> [What is required] All records below are to be repeated precisely, with nothing added.

※

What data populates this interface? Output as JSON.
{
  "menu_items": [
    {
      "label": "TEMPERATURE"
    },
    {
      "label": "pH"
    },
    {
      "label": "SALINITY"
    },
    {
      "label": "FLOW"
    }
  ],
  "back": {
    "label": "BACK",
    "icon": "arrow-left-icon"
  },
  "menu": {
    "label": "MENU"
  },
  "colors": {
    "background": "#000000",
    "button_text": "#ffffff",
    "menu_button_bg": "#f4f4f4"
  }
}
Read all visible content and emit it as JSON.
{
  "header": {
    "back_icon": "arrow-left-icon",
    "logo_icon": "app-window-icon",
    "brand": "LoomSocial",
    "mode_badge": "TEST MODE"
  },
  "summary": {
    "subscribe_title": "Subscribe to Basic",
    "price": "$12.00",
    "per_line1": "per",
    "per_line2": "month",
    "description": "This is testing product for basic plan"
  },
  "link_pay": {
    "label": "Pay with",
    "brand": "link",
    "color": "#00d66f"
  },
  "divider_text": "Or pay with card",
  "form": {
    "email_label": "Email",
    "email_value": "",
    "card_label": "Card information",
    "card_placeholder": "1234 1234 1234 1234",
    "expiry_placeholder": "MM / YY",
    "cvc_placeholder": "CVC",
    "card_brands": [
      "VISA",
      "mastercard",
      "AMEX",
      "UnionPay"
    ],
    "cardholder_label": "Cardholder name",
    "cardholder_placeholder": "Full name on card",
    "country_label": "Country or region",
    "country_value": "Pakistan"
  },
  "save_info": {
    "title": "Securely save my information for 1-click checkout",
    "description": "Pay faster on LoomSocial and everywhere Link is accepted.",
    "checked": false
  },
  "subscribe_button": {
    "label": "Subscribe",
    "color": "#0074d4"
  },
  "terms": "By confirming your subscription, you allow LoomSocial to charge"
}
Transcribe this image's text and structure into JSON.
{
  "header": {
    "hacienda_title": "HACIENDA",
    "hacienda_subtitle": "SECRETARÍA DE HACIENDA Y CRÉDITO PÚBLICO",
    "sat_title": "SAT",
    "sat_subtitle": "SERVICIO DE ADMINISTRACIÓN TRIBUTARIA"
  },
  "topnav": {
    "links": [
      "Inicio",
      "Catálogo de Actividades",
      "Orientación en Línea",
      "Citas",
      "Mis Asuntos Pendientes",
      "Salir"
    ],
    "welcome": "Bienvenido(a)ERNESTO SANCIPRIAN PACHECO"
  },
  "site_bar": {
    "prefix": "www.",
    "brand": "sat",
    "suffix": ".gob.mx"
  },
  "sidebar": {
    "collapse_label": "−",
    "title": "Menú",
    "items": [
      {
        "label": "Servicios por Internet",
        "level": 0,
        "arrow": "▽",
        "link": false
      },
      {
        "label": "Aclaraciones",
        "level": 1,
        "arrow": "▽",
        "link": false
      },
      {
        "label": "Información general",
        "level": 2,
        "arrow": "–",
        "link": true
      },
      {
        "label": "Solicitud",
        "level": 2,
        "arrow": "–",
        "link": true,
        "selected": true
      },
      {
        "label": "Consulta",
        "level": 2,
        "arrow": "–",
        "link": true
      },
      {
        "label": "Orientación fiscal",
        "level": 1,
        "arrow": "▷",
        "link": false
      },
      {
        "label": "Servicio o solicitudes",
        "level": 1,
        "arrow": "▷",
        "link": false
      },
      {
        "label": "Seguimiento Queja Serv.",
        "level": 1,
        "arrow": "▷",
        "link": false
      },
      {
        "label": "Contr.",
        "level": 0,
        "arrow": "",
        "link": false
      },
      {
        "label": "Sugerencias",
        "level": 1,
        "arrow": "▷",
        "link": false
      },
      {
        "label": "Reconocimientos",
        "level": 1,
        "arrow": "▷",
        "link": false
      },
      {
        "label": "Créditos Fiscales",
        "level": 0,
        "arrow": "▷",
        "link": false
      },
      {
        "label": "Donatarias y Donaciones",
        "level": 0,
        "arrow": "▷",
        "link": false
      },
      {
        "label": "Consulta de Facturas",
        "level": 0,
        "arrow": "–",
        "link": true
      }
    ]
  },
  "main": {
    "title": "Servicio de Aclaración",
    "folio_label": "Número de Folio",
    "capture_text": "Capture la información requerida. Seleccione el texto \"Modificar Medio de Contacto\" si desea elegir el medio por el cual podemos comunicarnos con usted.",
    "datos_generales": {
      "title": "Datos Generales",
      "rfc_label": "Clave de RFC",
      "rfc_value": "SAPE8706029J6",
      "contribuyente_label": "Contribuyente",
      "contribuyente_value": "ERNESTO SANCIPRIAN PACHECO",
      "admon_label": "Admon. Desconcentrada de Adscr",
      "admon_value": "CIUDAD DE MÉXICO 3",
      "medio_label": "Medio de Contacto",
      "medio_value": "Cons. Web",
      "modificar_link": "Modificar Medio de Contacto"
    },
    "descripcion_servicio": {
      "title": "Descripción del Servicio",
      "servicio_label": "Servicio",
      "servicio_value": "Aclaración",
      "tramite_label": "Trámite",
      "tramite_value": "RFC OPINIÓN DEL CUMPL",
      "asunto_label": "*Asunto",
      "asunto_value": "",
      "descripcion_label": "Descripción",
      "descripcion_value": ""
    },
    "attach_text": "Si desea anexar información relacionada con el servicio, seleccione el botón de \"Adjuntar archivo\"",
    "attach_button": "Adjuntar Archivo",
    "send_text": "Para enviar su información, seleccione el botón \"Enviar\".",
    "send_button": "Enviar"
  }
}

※

> [Answer section]
What data populates this interface? Output as JSON.
{
  "menu_items": [
    {
      "label": "TEMPERATURE"
    },
    {
      "label": "pH"
    },
    {
      "label": "SALINITY"
    },
    {
      "label": "FLOW"
    }
  ],
  "back": {
    "label": "BACK",
    "icon": "arrow-left-icon"
  },
  "menu": {
    "label": "MENU"
  },
  "colors": {
    "background": "#000000",
    "button_text": "#ffffff",
    "menu_button_bg": "#f4f4f4"
  }
}
Read all visible content and emit it as JSON.
{
  "header": {
    "back_icon": "arrow-left-icon",
    "logo_icon": "app-window-icon",
    "brand": "LoomSocial",
    "mode_badge": "TEST MODE"
  },
  "summary": {
    "subscribe_title": "Subscribe to Basic",
    "price": "$12.00",
    "per_line1": "per",
    "per_line2": "month",
    "description": "This is testing product for basic plan"
  },
  "link_pay": {
    "label": "Pay with",
    "brand": "link",
    "color": "#00d66f"
  },
  "divider_text": "Or pay with card",
  "form": {
    "email_label": "Email",
    "email_value": "",
    "card_label": "Card information",
    "card_placeholder": "1234 1234 1234 1234",
    "expiry_placeholder": "MM / YY",
    "cvc_placeholder": "CVC",
    "card_brands": [
      "VISA",
      "mastercard",
      "AMEX",
      "UnionPay"
    ],
    "cardholder_label": "Cardholder name",
    "cardholder_placeholder": "Full name on card",
    "country_label": "Country or region",
    "country_value": "Pakistan"
  },
  "save_info": {
    "title": "Securely save my information for 1-click checkout",
    "description": "Pay faster on LoomSocial and everywhere Link is accepted.",
    "checked": false
  },
  "subscribe_button": {
    "label": "Subscribe",
    "color": "#0074d4"
  },
  "terms": "By confirming your subscription, you allow LoomSocial to charge"
}
Transcribe this image's text and structure into JSON.
{
  "header": {
    "hacienda_title": "HACIENDA",
    "hacienda_subtitle": "SECRETARÍA DE HACIENDA Y CRÉDITO PÚBLICO",
    "sat_title": "SAT",
    "sat_subtitle": "SERVICIO DE ADMINISTRACIÓN TRIBUTARIA"
  },
  "topnav": {
    "links": [
      "Inicio",
      "Catálogo de Actividades",
      "Orientación en Línea",
      "Citas",
      "Mis Asuntos Pendientes",
      "Salir"
    ],
    "welcome": "Bienvenido(a)ERNESTO SANCIPRIAN PACHECO"
  },
  "site_bar": {
    "prefix": "www.",
    "brand": "sat",
    "suffix": ".gob.mx"
  },
  "sidebar": {
    "collapse_label": "−",
    "title": "Menú",
    "items": [
      {
        "label": "Servicios por Internet",
        "level": 0,
        "arrow": "▽",
        "link": false
      },
      {
        "label": "Aclaraciones",
        "level": 1,
        "arrow": "▽",
        "link": false
      },
      {
        "label": "Información general",
        "level": 2,
        "arrow": "–",
        "link": true
      },
      {
        "label": "Solicitud",
        "level": 2,
        "arrow": "–",
        "link": true,
        "selected": true
      },
      {
        "label": "Consulta",
        "level": 2,
        "arrow": "–",
        "link": true
      },
      {
        "label": "Orientación fiscal",
        "level": 1,
        "arrow": "▷",
        "link": false
      },
      {
        "label": "Servicio o solicitudes",
        "level": 1,
        "arrow": "▷",
        "link": false
      },
      {
        "label": "Seguimiento Queja Serv.",
        "level": 1,
        "arrow": "▷",
        "link": false
      },
      {
        "label": "Contr.",
        "level": 0,
        "arrow": "",
        "link": false
      },
      {
        "label": "Sugerencias",
        "level": 1,
        "arrow": "▷",
        "link": false
      },
      {
        "label": "Reconocimientos",
        "level": 1,
        "arrow": "▷",
        "link": false
      },
      {
        "label": "Créditos Fiscales",
        "level": 0,
        "arrow": "▷",
        "link": false
      },
      {
        "label": "Donatarias y Donaciones",
        "level": 0,
        "arrow": "▷",
        "link": false
      },
      {
        "label": "Consulta de Facturas",
        "level": 0,
        "arrow": "–",
        "link": true
      }
    ]
  },
  "main": {
    "title": "Servicio de Aclaración",
    "folio_label": "Número de Folio",
    "capture_text": "Capture la información requerida. Seleccione el texto \"Modificar Medio de Contacto\" si desea elegir el medio por el cual podemos comunicarnos con usted.",
    "datos_generales": {
      "title": "Datos Generales",
      "rfc_label": "Clave de RFC",
      "rfc_value": "SAPE8706029J6",
      "contribuyente_label": "Contribuyente",
      "contribuyente_value": "ERNESTO SANCIPRIAN PACHECO",
      "admon_label": "Admon. Desconcentrada de Adscr",
      "admon_value": "CIUDAD DE MÉXICO 3",
      "medio_label": "Medio de Contacto",
      "medio_value": "Cons. Web",
      "modificar_link": "Modificar Medio de Contacto"
    },
    "descripcion_servicio": {
      "title": "Descripción del Servicio",
      "servicio_label": "Servicio",
      "servicio_value": "Aclaración",
      "tramite_label": "Trámite",
      "tramite_value": "RFC OPINIÓN DEL CUMPL",
      "asunto_label": "*Asunto",
      "asunto_value": "",
      "descripcion_label": "Descripción",
      "descripcion_value": ""
    },
    "attach_text": "Si desea anexar información relacionada con el servicio, seleccione el botón de \"Adjuntar archivo\"",
    "attach_button": "Adjuntar Archivo",
    "send_text": "Para enviar su información, seleccione el botón \"Enviar\".",
    "send_button": "Enviar"
  }
}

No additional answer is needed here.